## [What is being asked]
Copy each entry below verbatim. Skip the pictures.

+ + +

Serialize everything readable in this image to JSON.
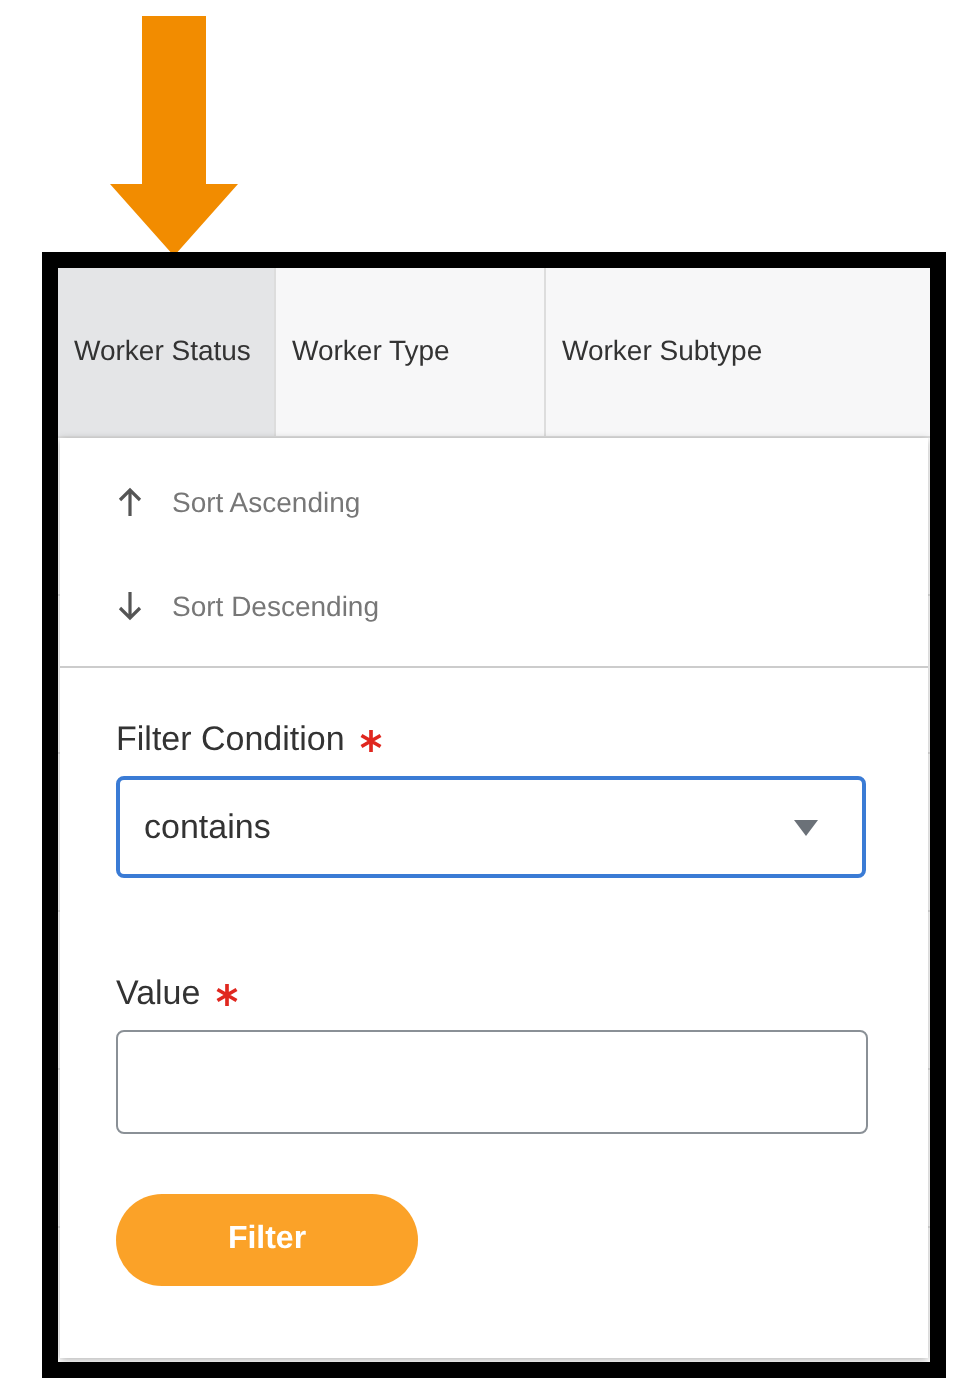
{
  "table": {
    "columns": [
      {
        "label": "Worker Status",
        "selected": true
      },
      {
        "label": "Worker Type",
        "selected": false
      },
      {
        "label": "Worker Subtype",
        "selected": false
      }
    ]
  },
  "column_menu": {
    "sort_options": [
      {
        "kind": "ascending",
        "label": "Sort Ascending"
      },
      {
        "kind": "descending",
        "label": "Sort Descending"
      }
    ],
    "fields": [
      {
        "kind": "select",
        "label": "Filter Condition",
        "required": true,
        "value": "contains",
        "focused": true
      },
      {
        "kind": "text",
        "label": "Value",
        "required": true,
        "focused": false
      }
    ],
    "button": "Filter"
  }
}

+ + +

## [Expected output]
Serialize everything readable in this image to JSON.
{
  "table": {
    "columns": [
      {
        "label": "Worker Status",
        "selected": true
      },
      {
        "label": "Worker Type",
        "selected": false
      },
      {
        "label": "Worker Subtype",
        "selected": false
      }
    ]
  },
  "column_menu": {
    "sort_options": [
      {
        "kind": "ascending",
        "label": "Sort Ascending"
      },
      {
        "kind": "descending",
        "label": "Sort Descending"
      }
    ],
    "fields": [
      {
        "kind": "select",
        "label": "Filter Condition",
        "required": true,
        "value": "contains",
        "focused": true
      },
      {
        "kind": "text",
        "label": "Value",
        "required": true,
        "focused": false
      }
    ],
    "button": "Filter"
  }
}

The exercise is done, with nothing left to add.